■ **Problem to solve**
Once the pictures have been excluded, set down each remaining entry word for word.

[Provided records Boundary: Start]

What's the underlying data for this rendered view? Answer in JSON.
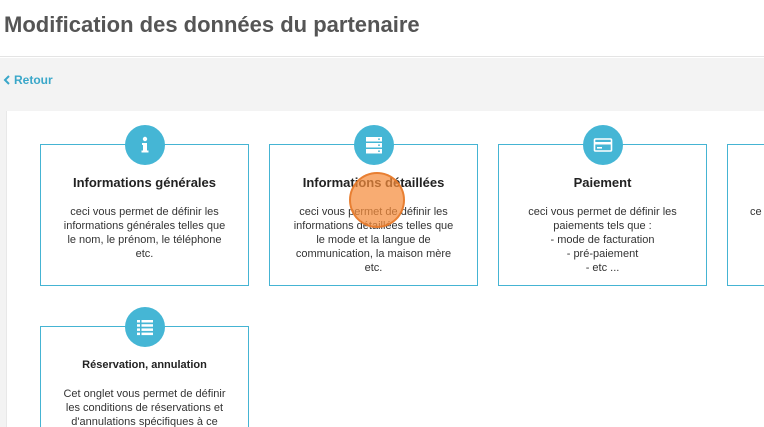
{
  "header": {
    "title": "Modification des données du partenaire"
  },
  "nav": {
    "back_label": "Retour"
  },
  "cards": [
    {
      "title": "Informations générales",
      "icon": "info-icon",
      "lines": [
        "ceci vous permet de définir les",
        "informations générales telles que",
        "le nom, le prénom, le téléphone",
        "etc."
      ]
    },
    {
      "title": "Informations détaillées",
      "icon": "server-icon",
      "lines": [
        "ceci vous permet de définir les",
        "informations détaillées telles que",
        "le mode et la langue de",
        "communication, la maison mère",
        "etc."
      ]
    },
    {
      "title": "Paiement",
      "icon": "credit-card-icon",
      "lines": [
        "ceci vous permet de définir les",
        "paiements tels que :",
        "- mode de facturation",
        "- pré-paiement",
        "- etc ..."
      ]
    },
    {
      "title": "",
      "icon": "",
      "lines": [
        "ce"
      ]
    },
    {
      "title": "Réservation, annulation",
      "icon": "list-icon",
      "lines": [
        "Cet onglet vous permet de définir",
        "les conditions de réservations et",
        "d'annulations spécifiques à ce"
      ]
    }
  ],
  "colors": {
    "accent": "#45b6d5",
    "link": "#3aa7c9",
    "cursor": "#f58c3c"
  }
}
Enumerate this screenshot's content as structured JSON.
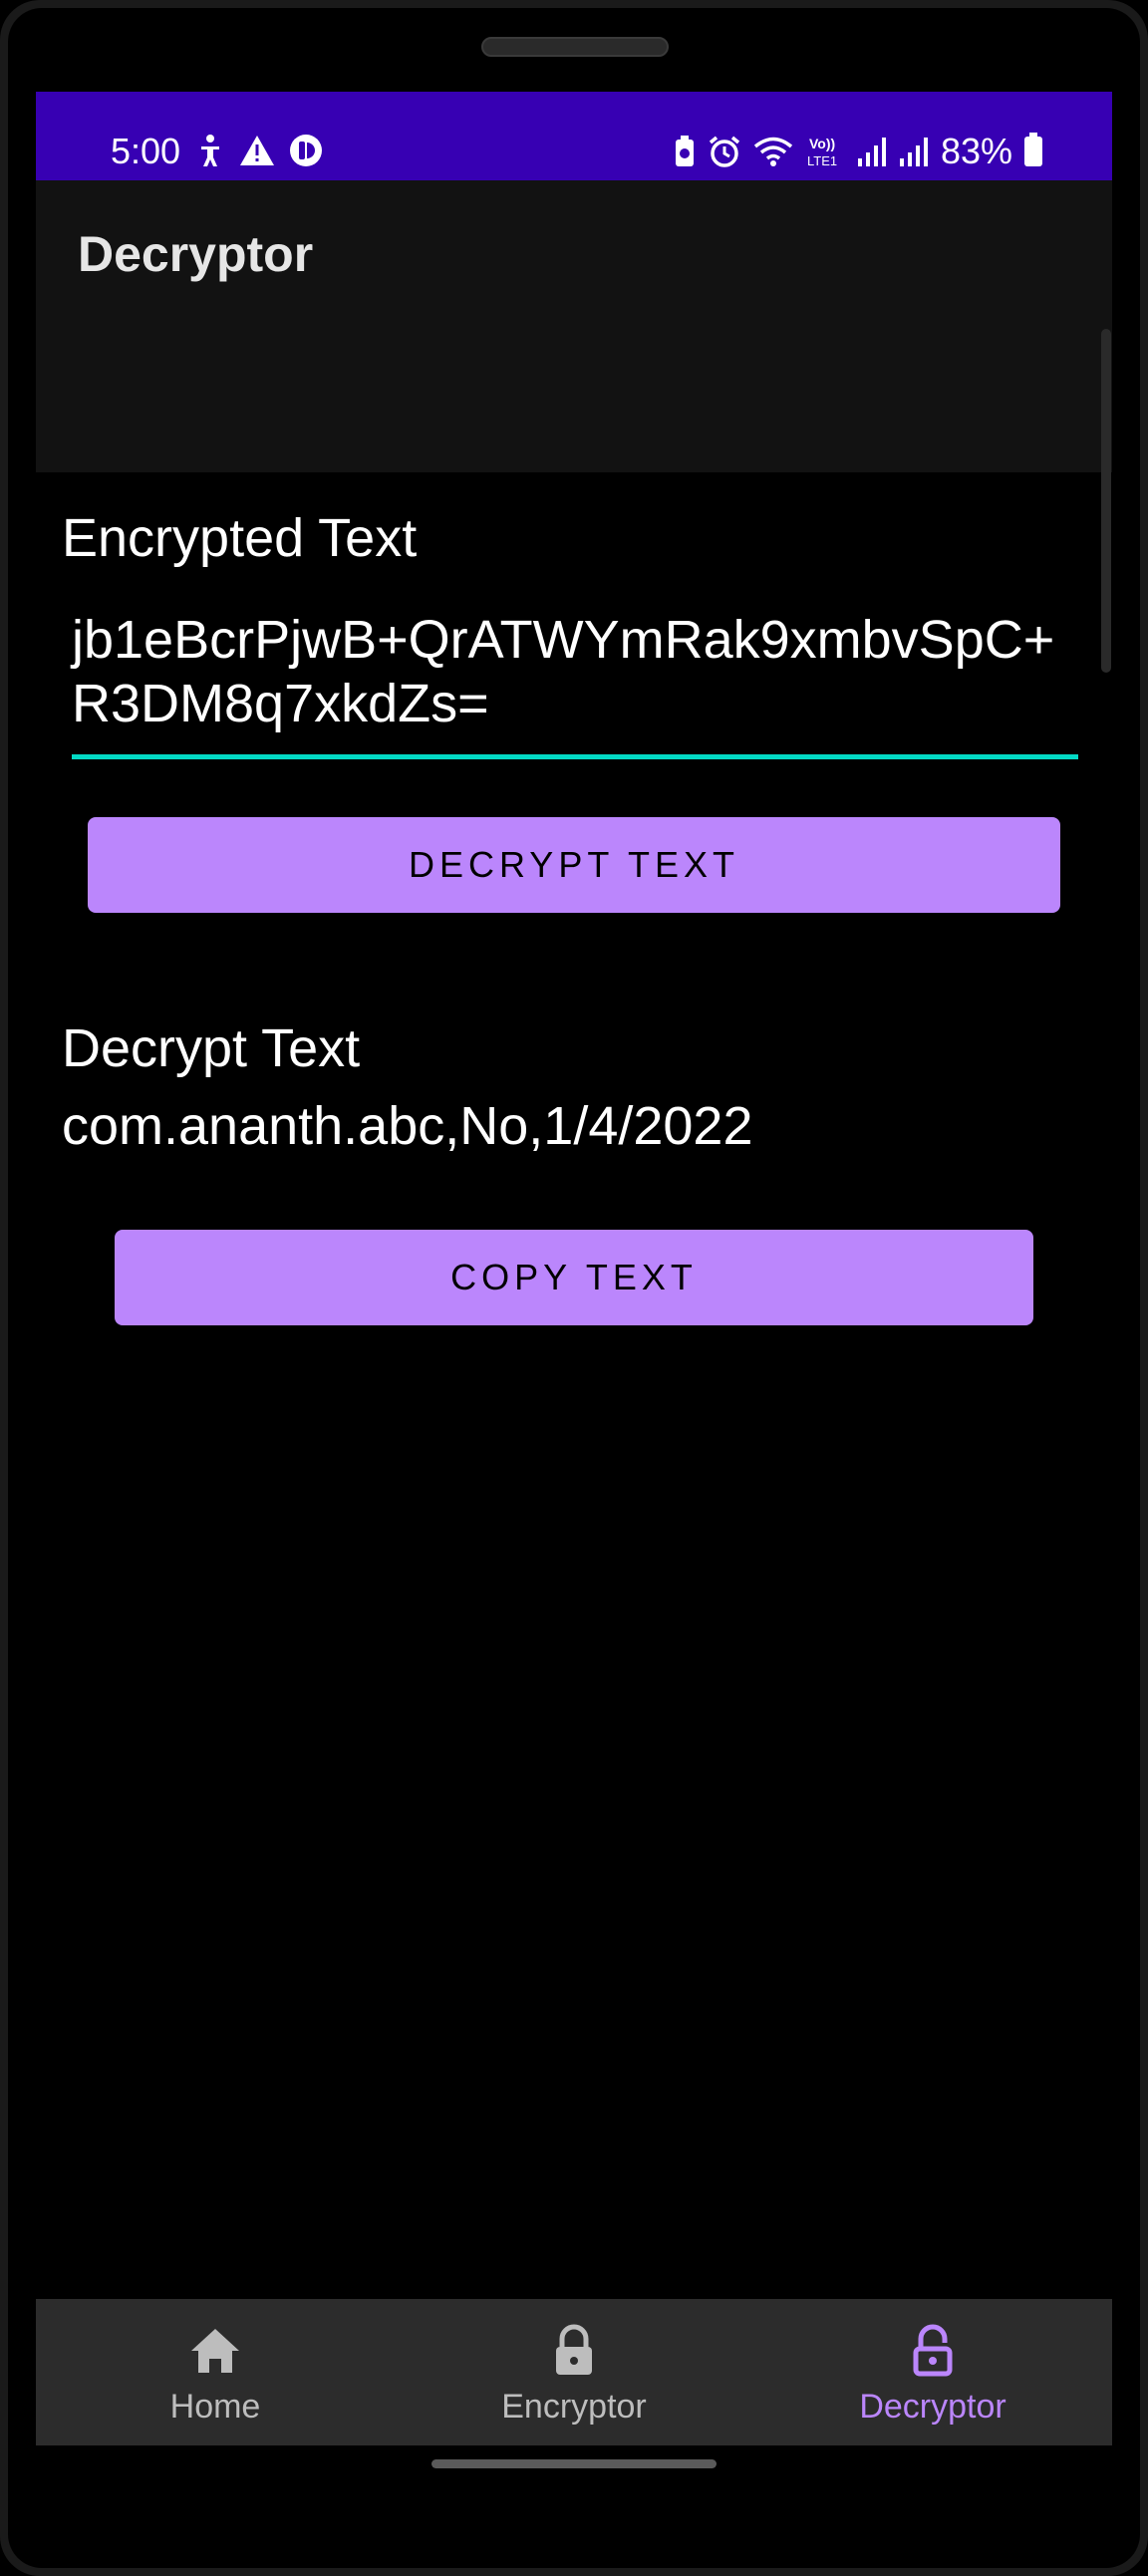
{
  "status_bar": {
    "time": "5:00",
    "battery": "83%",
    "left_icons": [
      "accessibility-icon",
      "warning-icon",
      "media-icon"
    ],
    "right_icons": [
      "battery-saver-icon",
      "alarm-icon",
      "wifi-icon",
      "volte-icon",
      "signal-icon",
      "signal-icon"
    ]
  },
  "app_bar": {
    "title": "Decryptor"
  },
  "main": {
    "encrypted_label": "Encrypted Text",
    "encrypted_value": "jb1eBcrPjwB+QrATWYmRak9xmbvSpC+R3DM8q7xkdZs=",
    "decrypt_button": "DECRYPT TEXT",
    "decrypt_label": "Decrypt Text",
    "decrypted_value": "com.ananth.abc,No,1/4/2022",
    "copy_button": "COPY TEXT"
  },
  "bottom_nav": {
    "items": [
      {
        "label": "Home",
        "icon": "home-icon",
        "active": false
      },
      {
        "label": "Encryptor",
        "icon": "lock-icon",
        "active": false
      },
      {
        "label": "Decryptor",
        "icon": "unlock-icon",
        "active": true
      }
    ]
  },
  "colors": {
    "status_bar": "#3700b3",
    "accent": "#bb86fc",
    "field_underline": "#03dac5",
    "app_bar": "#121212",
    "bottom_nav": "#2c2c2c"
  }
}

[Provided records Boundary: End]

■ **Solution**
What's the underlying data for this rendered view? Answer in JSON.
{
  "header": {
    "title": "Modification des données du partenaire"
  },
  "nav": {
    "back_label": "Retour"
  },
  "cards": [
    {
      "title": "Informations générales",
      "icon": "info-icon",
      "lines": [
        "ceci vous permet de définir les",
        "informations générales telles que",
        "le nom, le prénom, le téléphone",
        "etc."
      ]
    },
    {
      "title": "Informations détaillées",
      "icon": "server-icon",
      "lines": [
        "ceci vous permet de définir les",
        "informations détaillées telles que",
        "le mode et la langue de",
        "communication, la maison mère",
        "etc."
      ]
    },
    {
      "title": "Paiement",
      "icon": "credit-card-icon",
      "lines": [
        "ceci vous permet de définir les",
        "paiements tels que :",
        "- mode de facturation",
        "- pré-paiement",
        "- etc ..."
      ]
    },
    {
      "title": "",
      "icon": "",
      "lines": [
        "ce"
      ]
    },
    {
      "title": "Réservation, annulation",
      "icon": "list-icon",
      "lines": [
        "Cet onglet vous permet de définir",
        "les conditions de réservations et",
        "d'annulations spécifiques à ce"
      ]
    }
  ],
  "colors": {
    "accent": "#45b6d5",
    "link": "#3aa7c9",
    "cursor": "#f58c3c"
  }
}
Enumerate this screenshot's content as structured JSON.
{
  "status_bar": {
    "time": "5:00",
    "battery": "83%",
    "left_icons": [
      "accessibility-icon",
      "warning-icon",
      "media-icon"
    ],
    "right_icons": [
      "battery-saver-icon",
      "alarm-icon",
      "wifi-icon",
      "volte-icon",
      "signal-icon",
      "signal-icon"
    ]
  },
  "app_bar": {
    "title": "Decryptor"
  },
  "main": {
    "encrypted_label": "Encrypted Text",
    "encrypted_value": "jb1eBcrPjwB+QrATWYmRak9xmbvSpC+R3DM8q7xkdZs=",
    "decrypt_button": "DECRYPT TEXT",
    "decrypt_label": "Decrypt Text",
    "decrypted_value": "com.ananth.abc,No,1/4/2022",
    "copy_button": "COPY TEXT"
  },
  "bottom_nav": {
    "items": [
      {
        "label": "Home",
        "icon": "home-icon",
        "active": false
      },
      {
        "label": "Encryptor",
        "icon": "lock-icon",
        "active": false
      },
      {
        "label": "Decryptor",
        "icon": "unlock-icon",
        "active": true
      }
    ]
  },
  "colors": {
    "status_bar": "#3700b3",
    "accent": "#bb86fc",
    "field_underline": "#03dac5",
    "app_bar": "#121212",
    "bottom_nav": "#2c2c2c"
  }
}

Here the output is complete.